WC&P: It gets you involved in a completely new way of looking at your product as well.
Robinson: Absolutely. And again, when you think of branding, there's a great branding message.
WC&P: Of new products you've introduced recently, what's the emphasis behind them?
Robinson: We are answering more mass market needs with some of our newer products.
WC&P: By that you mean?
Robinson: Packaged controllers to answer a set industry's needs, for instance, our cooling tower controller. That's something we've typically done. We've usually integrated one of our more normal process controllers. But that market demands product packaging that's specific to it. So, that's what we did. An interesting thing about the cooling tower market is that, over 20 years ago, we were doing the same thing. We approached it then. We found 20 years ago, though, that demand wasn't that strong--so we left it. But we're back. Why? Because the market wasn't ready and people weren't having to conserve water to the degree they are now.
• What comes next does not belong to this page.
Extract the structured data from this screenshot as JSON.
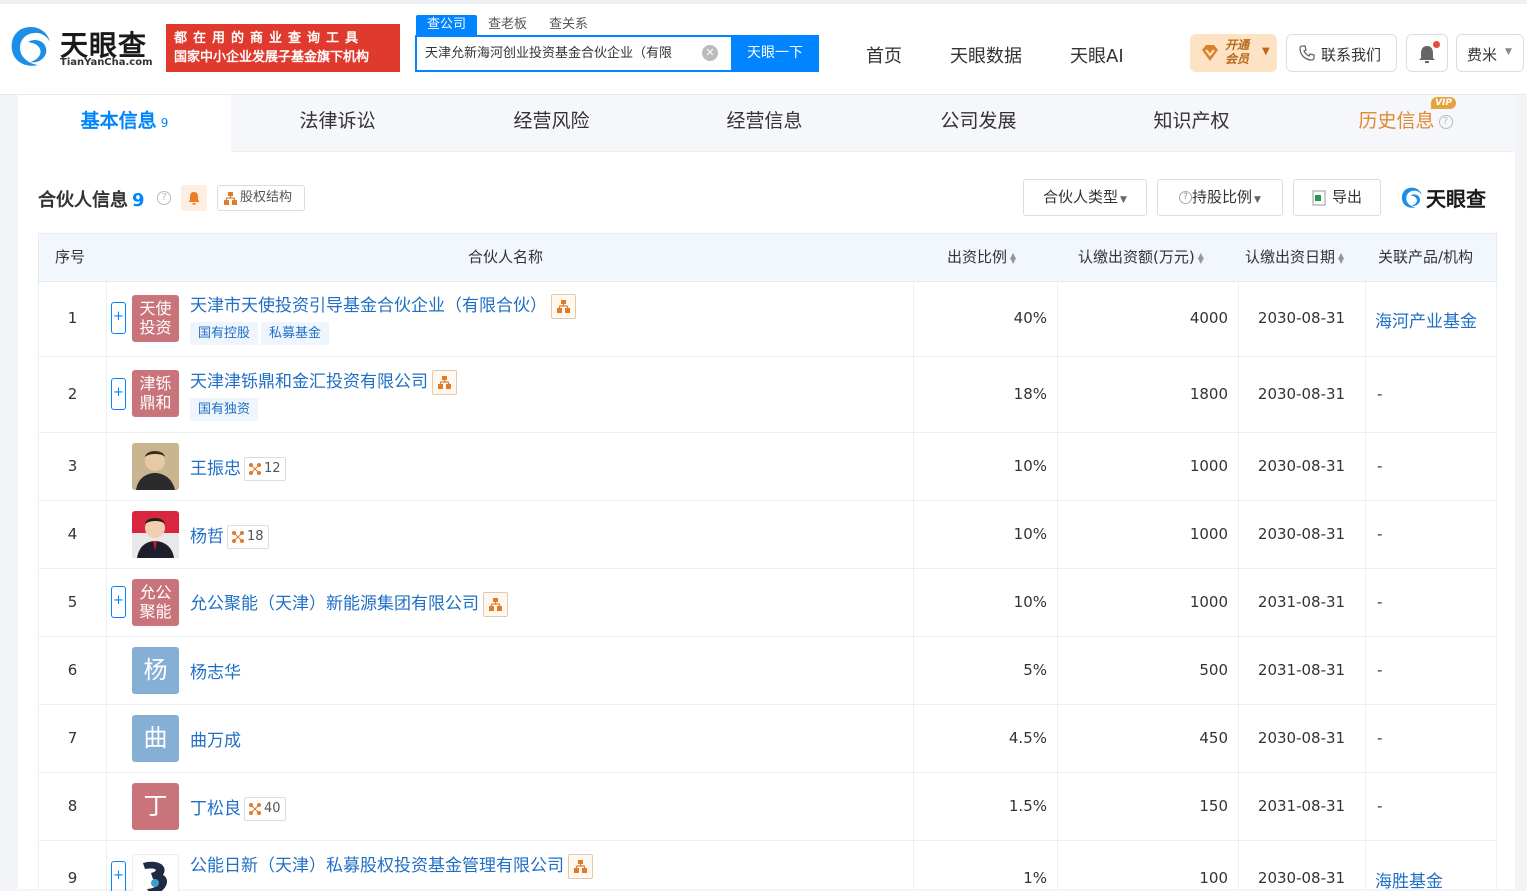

WC&P: Population growth has made it a need.
Robinson: Yes, water is expensive and the equipment is as expensive. So, suddenly, it's required to control it better.
WC&P: Being in California gives you a perfect venue for that, too.
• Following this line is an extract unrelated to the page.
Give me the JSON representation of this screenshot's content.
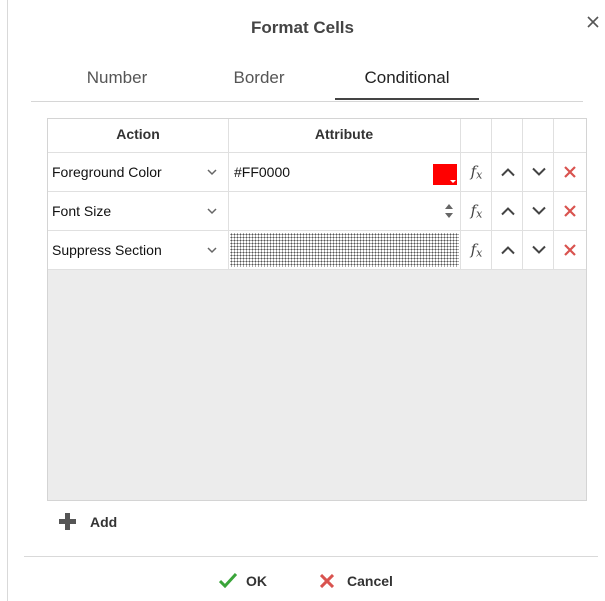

Robinson: It absolutely does. And being adjacent to Arizona doesn't hurt either.
WC&P: I'd like to get a little more detail on a few things we've touched on already. For instance, how big was your old building?
Robinson: We went from approximately 25,000 square feet to over 46,000 square feet.
WC&P: Wow. And you're in the process of moving into that now?
Robinson: Yes, we're about halfway into the new building. And the only reason we haven't completely moved is just the process of getting all the approvals from the state and city.
WC&P: Is all your production done there? Or do you contract out and have some done outside and assemble things there?
Robinson: The majority of our manufacturing is done there in Carlsbad. However, yes, we do have some assembly that's done outside.
WC&P: Even overseas?
Robinson: No. Currently, we do not have any overseas.
WC&P: What's required as far as the expertise of your workforce? What breadth of expertise do you have to have in-house?
Robinson: Pretty wide. I mean everything from, obviously, very technical engineers to janitors.
WC&P: In closing, what would be the message you would like to give out to the POU/POE industry which is the primary readership of our magazine?
Robinson: To answer your question, Myron L is just a small company that genuinely cares about the quality of water in the world and to providing for the needs and tools that are necessary to make a difference. Maybe a better way of putting it would be that we are and will remain committed to the water quality industry and to providing accurate, reliable instruments to meet its changing needs.